AS PART OF CREATIVE ARTS, I took the students to Art and Press at Martin Gropius Bau, an exhibition about several artists’ relationship to the media. The class is focused on new media and impermanent art works like performance, internet art, and digital-based works, so I thought it could be nice to see how artists were doing the opposite: taking throwaway newspapers and making them into permanent objects.
After observing a group of über-bored Germans on the free exhibition tour, I wanted to provide a guideline while the students discovered the works on their own. For their final project, they are making an audio guide to the Berlin Biennale, one of the city’s largest exhibitions. To help them on their way, I custom-made an audio guide podcast complete with some of the stories and anecdotes I knew about the artists and their works.

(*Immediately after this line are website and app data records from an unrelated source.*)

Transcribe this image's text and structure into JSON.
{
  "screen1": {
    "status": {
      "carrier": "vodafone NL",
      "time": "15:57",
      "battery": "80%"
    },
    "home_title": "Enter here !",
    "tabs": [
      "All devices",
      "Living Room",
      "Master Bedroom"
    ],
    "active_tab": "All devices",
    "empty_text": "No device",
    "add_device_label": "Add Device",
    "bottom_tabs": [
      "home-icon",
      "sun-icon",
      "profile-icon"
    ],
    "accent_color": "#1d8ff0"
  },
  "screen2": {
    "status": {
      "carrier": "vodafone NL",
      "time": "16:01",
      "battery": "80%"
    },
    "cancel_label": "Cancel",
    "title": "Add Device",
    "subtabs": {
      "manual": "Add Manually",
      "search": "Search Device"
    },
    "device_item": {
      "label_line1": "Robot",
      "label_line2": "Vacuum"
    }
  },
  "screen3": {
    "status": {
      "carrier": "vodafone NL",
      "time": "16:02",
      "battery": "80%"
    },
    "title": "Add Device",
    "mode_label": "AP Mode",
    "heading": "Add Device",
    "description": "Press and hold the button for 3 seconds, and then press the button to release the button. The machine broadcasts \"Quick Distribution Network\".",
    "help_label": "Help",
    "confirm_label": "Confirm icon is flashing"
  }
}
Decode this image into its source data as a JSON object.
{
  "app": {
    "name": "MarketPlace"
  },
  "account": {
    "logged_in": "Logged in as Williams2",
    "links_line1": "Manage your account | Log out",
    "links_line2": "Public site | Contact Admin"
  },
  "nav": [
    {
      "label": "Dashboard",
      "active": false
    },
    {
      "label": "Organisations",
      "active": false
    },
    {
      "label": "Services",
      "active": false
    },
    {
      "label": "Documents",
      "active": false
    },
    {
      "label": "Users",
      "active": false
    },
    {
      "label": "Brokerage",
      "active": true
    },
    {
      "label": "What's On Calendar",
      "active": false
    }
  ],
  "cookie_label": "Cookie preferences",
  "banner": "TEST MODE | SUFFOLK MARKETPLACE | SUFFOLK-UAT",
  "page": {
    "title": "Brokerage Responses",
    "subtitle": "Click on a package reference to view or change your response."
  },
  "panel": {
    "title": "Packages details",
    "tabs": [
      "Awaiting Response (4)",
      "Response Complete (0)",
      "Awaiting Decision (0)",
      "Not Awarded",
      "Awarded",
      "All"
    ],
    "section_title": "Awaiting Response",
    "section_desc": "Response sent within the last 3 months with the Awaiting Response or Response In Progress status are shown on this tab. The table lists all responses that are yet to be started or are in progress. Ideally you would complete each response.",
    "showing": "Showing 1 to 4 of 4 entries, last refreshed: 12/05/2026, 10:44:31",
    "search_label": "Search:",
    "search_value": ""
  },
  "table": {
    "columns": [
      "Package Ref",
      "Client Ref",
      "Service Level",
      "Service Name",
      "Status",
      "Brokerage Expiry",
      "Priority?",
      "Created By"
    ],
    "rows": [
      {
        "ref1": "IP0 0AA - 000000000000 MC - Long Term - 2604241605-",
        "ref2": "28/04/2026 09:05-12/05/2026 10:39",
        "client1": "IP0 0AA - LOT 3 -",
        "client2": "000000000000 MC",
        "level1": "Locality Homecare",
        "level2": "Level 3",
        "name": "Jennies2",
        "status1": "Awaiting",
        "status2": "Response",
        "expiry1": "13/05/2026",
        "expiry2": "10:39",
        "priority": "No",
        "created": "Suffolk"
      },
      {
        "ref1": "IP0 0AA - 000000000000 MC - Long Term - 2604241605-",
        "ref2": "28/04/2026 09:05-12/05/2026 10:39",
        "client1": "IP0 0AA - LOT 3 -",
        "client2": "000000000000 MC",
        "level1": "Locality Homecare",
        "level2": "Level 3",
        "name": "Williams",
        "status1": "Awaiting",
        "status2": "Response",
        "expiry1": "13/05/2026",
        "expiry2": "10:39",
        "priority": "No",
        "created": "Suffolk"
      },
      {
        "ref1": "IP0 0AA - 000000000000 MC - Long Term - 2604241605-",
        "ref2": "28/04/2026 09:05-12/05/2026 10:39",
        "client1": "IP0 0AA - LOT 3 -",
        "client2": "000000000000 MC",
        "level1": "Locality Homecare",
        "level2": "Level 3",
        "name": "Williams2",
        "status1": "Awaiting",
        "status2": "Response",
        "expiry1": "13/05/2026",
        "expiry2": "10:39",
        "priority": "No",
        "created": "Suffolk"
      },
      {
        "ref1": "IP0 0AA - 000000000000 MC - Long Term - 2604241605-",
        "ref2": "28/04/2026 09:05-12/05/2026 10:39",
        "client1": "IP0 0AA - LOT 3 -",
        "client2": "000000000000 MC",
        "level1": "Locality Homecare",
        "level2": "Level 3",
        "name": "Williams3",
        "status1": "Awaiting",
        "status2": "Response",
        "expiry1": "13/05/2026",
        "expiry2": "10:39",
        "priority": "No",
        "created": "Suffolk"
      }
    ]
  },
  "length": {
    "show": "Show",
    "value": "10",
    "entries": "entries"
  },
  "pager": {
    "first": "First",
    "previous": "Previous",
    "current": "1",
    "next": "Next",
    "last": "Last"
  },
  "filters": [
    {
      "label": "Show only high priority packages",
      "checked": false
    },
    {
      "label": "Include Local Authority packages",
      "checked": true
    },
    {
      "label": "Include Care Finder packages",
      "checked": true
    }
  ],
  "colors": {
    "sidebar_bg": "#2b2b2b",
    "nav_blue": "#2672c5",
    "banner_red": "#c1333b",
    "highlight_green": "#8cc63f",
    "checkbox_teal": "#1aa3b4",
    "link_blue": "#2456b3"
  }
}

Saskia–our guest last week and a local curator–and I sat down and wrote a script. I thought it might be useful to hear some professionals as inspiration for their own guide, so I turned to two actors to record the audio guides: Patrick Heusinger and Anna Rose Hopkins. Patrick has been on shows like Gossip Girl, 30 Rock, Royal Pains, The Good Wife, and will star in his very own show on NBC this fall. Anna has been in Law and Order, CSI, Veronica Mars, and more theatre than you could pack into a NY weekend. In short, they were brilliant, and we were lucky to have such access to their talent.
(Best viewed on a Smartphone)
One of my favorite moments was watching tall Willem bound across the museum (much to the guards’ dismay but too fast to scold) to whisper:
Wait, they’re talking to us? They did this for us?
It was such a joy to watch them shuffle through the space, their voices silent but facial expressions loud. Megan walked in, took a deep breath, and tilted her head up towards the ceiling. Isaac took his time to find each work, exploring all the pieces. I walked over to a group of perplexed-looking guys and asked them what was up. “I don’t get it” they said guiltily. “Me neither,” I replied, “It’s ok to hate some of the art.”
It’s true. Sometimes there is great art, and sometimes there is bad art. As the troops congregated at the exit and shared their experiences—the works they loved and loved to hate—I got more and more excited about hearing what they’ll have to say in their own podcasts.
Speaking with Jawed after class, I asked him what stuck out the most. He told me:
I didn’t like the idea that he had put holy names on the ground because that could be a huge disrespect to the people who believe in a certain religion.
Suddenly, I was reminded of how happy I am to be with TGS. Many people who work in art forget about the people who have to walk on it. I’m looking forward to reminding them.